An Important Word About Risk

Business Development Companies ("BDCs") invest in private companies and thinly traded securities of public companies, including debt instruments of such companies. Generally, less public information exists for private and thinly traded companies and thus, there is a risk that investors may not be able to make fully informed investment decisions. Less mature and smaller private companies generally involve greater risk than well-established and larger publicly-traded companies. Investing in debt involves risk that the issuer may default on its payments or declare bankruptcy, and debt may not be rated by a credit rating agency. BDCs may not generate income at all times. Additionally, limitations on asset mix and leverage may prohibit the way that BDCs raise capital.

Investing involves substantial risks such as high volatility and/or potential loss of principal. An investor should consider the investment objectives, risks, charges and expenses carefully before investing.

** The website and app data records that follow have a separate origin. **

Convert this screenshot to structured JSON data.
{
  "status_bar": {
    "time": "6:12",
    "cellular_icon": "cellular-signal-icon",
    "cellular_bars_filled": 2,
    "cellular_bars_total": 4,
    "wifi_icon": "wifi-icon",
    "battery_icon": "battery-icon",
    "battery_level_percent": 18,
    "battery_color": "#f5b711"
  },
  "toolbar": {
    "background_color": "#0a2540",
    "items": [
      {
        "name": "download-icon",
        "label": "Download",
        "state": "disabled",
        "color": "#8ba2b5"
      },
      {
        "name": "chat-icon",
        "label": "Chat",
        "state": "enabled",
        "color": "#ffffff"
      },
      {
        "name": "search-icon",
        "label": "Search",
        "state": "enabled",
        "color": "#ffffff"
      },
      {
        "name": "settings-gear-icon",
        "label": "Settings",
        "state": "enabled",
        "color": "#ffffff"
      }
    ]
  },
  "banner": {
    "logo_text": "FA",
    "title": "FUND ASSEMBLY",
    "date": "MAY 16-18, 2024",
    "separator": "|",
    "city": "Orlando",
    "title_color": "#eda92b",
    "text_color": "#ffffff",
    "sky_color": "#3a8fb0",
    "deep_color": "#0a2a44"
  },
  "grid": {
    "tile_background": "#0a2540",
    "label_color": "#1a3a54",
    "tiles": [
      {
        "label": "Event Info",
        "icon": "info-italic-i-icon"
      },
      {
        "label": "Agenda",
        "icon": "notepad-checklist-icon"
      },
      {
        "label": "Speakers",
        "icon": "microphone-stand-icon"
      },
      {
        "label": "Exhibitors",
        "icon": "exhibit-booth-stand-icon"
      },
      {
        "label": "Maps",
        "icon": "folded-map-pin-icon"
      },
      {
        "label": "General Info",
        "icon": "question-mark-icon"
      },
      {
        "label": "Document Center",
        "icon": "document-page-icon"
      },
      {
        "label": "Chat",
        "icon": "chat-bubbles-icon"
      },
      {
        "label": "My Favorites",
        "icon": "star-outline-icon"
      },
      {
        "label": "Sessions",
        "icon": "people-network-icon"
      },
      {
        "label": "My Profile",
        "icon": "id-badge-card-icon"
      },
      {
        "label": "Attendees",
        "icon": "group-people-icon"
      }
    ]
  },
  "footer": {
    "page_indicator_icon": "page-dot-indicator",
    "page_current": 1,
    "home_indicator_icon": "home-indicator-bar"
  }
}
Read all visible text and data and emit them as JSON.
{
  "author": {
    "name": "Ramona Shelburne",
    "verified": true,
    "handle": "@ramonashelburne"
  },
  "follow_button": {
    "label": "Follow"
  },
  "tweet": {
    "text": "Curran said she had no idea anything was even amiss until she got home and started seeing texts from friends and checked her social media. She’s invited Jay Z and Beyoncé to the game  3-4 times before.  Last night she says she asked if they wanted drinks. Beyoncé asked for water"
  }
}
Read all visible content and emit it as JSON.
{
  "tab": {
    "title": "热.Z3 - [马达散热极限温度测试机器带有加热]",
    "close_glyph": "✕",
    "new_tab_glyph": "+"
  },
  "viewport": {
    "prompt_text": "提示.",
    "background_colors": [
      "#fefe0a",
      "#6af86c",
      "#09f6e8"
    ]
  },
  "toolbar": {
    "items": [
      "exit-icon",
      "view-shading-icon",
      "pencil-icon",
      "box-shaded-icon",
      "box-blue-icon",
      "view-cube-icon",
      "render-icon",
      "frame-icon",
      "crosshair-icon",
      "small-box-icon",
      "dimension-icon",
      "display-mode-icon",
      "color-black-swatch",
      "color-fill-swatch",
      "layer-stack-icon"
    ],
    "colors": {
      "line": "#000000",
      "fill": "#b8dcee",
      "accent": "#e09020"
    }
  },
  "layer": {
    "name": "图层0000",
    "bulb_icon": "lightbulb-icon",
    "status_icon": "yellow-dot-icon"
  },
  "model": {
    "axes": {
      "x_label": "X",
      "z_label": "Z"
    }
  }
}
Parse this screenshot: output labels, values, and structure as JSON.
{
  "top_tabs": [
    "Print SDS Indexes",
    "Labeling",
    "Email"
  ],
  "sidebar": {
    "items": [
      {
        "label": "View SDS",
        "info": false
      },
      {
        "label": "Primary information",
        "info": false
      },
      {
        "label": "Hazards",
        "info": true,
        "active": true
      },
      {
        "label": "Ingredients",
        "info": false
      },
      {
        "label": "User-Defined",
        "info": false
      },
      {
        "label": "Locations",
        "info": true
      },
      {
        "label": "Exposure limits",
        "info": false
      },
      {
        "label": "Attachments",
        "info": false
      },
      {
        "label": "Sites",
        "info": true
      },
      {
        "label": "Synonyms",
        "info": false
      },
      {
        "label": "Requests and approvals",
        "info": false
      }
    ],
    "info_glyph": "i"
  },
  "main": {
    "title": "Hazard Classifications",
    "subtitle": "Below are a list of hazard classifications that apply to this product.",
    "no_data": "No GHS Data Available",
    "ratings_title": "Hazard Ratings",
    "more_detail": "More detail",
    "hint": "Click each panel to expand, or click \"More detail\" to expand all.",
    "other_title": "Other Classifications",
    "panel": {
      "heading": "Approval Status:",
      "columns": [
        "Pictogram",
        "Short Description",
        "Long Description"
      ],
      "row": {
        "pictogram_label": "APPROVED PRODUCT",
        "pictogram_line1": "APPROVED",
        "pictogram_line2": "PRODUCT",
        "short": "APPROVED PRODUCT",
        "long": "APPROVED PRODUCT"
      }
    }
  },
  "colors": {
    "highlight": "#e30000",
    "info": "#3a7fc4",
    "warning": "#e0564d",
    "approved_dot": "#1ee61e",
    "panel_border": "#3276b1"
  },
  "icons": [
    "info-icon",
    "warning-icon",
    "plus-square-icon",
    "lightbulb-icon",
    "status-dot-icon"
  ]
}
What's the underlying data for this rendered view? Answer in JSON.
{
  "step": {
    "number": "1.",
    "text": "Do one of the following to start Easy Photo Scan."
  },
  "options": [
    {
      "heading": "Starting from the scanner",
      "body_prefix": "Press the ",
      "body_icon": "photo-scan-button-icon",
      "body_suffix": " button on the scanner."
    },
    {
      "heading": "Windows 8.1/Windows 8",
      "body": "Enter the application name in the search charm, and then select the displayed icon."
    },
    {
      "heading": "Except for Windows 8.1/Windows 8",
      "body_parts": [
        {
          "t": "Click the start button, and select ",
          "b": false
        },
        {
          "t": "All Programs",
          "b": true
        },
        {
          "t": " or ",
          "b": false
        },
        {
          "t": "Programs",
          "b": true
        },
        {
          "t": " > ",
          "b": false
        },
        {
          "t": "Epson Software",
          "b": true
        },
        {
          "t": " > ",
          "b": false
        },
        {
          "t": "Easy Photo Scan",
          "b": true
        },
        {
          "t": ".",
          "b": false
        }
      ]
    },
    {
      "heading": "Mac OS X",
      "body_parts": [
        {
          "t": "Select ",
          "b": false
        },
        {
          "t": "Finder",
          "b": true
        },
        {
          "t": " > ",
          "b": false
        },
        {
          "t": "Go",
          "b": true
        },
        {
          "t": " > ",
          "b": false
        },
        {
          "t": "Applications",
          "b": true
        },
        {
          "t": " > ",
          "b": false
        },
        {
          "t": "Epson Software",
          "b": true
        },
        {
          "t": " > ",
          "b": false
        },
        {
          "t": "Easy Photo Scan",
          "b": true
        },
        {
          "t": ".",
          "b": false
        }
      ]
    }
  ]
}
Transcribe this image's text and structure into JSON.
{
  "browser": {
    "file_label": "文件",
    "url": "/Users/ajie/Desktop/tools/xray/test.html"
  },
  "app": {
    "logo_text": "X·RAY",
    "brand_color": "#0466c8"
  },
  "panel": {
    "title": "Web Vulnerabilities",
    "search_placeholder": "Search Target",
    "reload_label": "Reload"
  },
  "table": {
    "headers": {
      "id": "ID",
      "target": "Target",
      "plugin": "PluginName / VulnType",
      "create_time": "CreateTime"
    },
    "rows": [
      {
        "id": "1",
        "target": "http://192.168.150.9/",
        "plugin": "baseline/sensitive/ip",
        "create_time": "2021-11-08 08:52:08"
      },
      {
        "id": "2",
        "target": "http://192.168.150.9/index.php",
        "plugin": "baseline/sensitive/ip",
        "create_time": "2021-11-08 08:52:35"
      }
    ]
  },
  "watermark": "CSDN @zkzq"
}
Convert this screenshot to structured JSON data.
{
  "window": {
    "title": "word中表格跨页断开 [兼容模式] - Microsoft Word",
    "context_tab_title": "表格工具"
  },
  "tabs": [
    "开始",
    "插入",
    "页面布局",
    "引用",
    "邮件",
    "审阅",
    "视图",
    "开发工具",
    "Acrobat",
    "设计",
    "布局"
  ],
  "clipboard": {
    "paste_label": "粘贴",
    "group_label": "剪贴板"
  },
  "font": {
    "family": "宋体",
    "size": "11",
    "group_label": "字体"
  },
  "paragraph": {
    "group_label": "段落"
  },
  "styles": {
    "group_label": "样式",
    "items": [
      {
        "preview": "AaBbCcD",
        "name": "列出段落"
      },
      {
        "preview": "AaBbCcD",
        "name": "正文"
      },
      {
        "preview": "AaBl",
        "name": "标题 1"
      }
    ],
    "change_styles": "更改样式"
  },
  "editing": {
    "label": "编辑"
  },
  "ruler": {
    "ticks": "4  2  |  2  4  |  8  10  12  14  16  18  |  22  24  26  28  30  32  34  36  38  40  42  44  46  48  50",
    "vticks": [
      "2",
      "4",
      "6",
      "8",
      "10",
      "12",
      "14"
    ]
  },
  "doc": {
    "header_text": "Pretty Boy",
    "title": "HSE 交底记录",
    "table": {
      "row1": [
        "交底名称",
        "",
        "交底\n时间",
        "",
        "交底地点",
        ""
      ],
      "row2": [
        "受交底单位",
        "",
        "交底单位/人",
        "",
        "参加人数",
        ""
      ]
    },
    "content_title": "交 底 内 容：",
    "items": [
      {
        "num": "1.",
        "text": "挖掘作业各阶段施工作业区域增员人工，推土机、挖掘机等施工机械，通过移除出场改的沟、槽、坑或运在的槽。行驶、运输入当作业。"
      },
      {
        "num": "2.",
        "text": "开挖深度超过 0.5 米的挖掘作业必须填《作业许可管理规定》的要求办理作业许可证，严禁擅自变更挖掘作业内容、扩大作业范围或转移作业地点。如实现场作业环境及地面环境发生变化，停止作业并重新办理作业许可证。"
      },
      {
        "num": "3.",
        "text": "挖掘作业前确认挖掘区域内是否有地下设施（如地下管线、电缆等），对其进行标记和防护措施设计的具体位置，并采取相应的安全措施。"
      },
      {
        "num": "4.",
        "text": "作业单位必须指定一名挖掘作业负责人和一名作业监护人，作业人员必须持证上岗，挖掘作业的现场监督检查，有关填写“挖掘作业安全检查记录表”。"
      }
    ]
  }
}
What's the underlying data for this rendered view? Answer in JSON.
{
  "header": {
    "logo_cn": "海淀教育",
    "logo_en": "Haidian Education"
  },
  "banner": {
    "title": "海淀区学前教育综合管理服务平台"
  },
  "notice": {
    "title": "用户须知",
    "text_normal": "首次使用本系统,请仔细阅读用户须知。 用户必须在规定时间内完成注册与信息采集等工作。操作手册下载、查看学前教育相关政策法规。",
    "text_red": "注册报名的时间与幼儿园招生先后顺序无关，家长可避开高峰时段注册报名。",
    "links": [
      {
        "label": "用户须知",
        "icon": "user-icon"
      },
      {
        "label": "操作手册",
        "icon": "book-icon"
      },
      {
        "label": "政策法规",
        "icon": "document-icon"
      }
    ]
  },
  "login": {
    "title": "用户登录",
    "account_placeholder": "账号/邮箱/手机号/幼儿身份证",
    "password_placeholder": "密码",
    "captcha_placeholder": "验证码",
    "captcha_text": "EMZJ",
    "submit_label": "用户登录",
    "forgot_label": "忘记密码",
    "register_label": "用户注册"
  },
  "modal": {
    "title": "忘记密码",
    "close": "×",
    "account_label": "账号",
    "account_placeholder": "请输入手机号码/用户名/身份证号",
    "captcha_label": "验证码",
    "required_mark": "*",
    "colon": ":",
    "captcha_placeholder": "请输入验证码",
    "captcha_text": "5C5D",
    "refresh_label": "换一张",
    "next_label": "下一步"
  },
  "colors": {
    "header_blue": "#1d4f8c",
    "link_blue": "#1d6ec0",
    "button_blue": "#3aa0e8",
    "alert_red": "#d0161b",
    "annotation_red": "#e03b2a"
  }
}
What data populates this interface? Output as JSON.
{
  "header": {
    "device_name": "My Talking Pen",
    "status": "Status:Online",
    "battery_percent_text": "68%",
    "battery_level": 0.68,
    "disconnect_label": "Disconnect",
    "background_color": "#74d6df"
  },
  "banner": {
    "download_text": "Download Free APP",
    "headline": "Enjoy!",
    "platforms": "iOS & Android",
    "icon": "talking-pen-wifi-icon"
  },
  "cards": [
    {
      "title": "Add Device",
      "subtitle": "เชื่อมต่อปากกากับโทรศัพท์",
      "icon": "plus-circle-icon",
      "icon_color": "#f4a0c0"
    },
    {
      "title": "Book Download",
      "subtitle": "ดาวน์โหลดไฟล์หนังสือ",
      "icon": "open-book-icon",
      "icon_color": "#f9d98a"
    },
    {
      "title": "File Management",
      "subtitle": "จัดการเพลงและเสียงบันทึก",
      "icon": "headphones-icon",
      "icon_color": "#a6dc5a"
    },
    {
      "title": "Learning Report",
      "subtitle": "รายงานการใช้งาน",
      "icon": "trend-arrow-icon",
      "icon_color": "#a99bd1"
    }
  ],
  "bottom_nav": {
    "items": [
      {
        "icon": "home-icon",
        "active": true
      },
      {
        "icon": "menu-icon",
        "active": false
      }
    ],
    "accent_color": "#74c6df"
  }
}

This site may contain certain forward-looking statements, including statements with regard to the future performance of Fifth Street Asset Management Inc. ("FSAM"), Fifth Street Finance Corp. ("FSC") and/or Fifth Street Senior Floating Rate Corp. ("FSFR"). Words such as "believes," "expects," "projects," "anticipates," "estimates," and "future" or similar expressions are intended to identify forward-looking statements. These forward-looking statements are subject to the inherent uncertainties in predicting future results and conditions. Certain factors could cause actual results to differ materially from those projected in these forward-looking statements, and such factors are identified from time to time in FSAM's, FSC's and FSFR's filings with the Securities and Exchange Commission. Neither FSAM, FSC nor FSFR undertake any obligation to publicly update or revise any forward-looking statements, whether as a result of new information, future events or otherwise.

This site is neither an offer to sell nor a solicitation of an offer to purchase securities of FSAM, FSC and/or FSFR. Such an offer or solicitation can only be made by way of an applicable company prospectus and otherwise in accordance with applicable securities laws.

The summary descriptions and other information included herein and any other materials provided to you by FSAM, FSC, FSFR or their representatives are intended only for informational purposes and convenient reference. The information contained herein is not intended to provide, and should not be relied upon for, accounting, legal or tax advice or investment recommendations. Before making an investment decision with respect to the applicable company, investors are advised to carefully review an applicable prospectus to review the risk factors described therein, and to consult with their tax, financial, investment and legal advisors. These materials do not purport to be complete, and are qualified in their entirety by reference to the more detailed disclosures contained in an applicable prospectus and the applicable company's related documentation.

No representation or warranty, express or implied, is made as to the accuracy or completeness of the information contained herein, and nothing shall be relied upon as a promise or representation as to the future performance of FSAM, FSC or FSFR.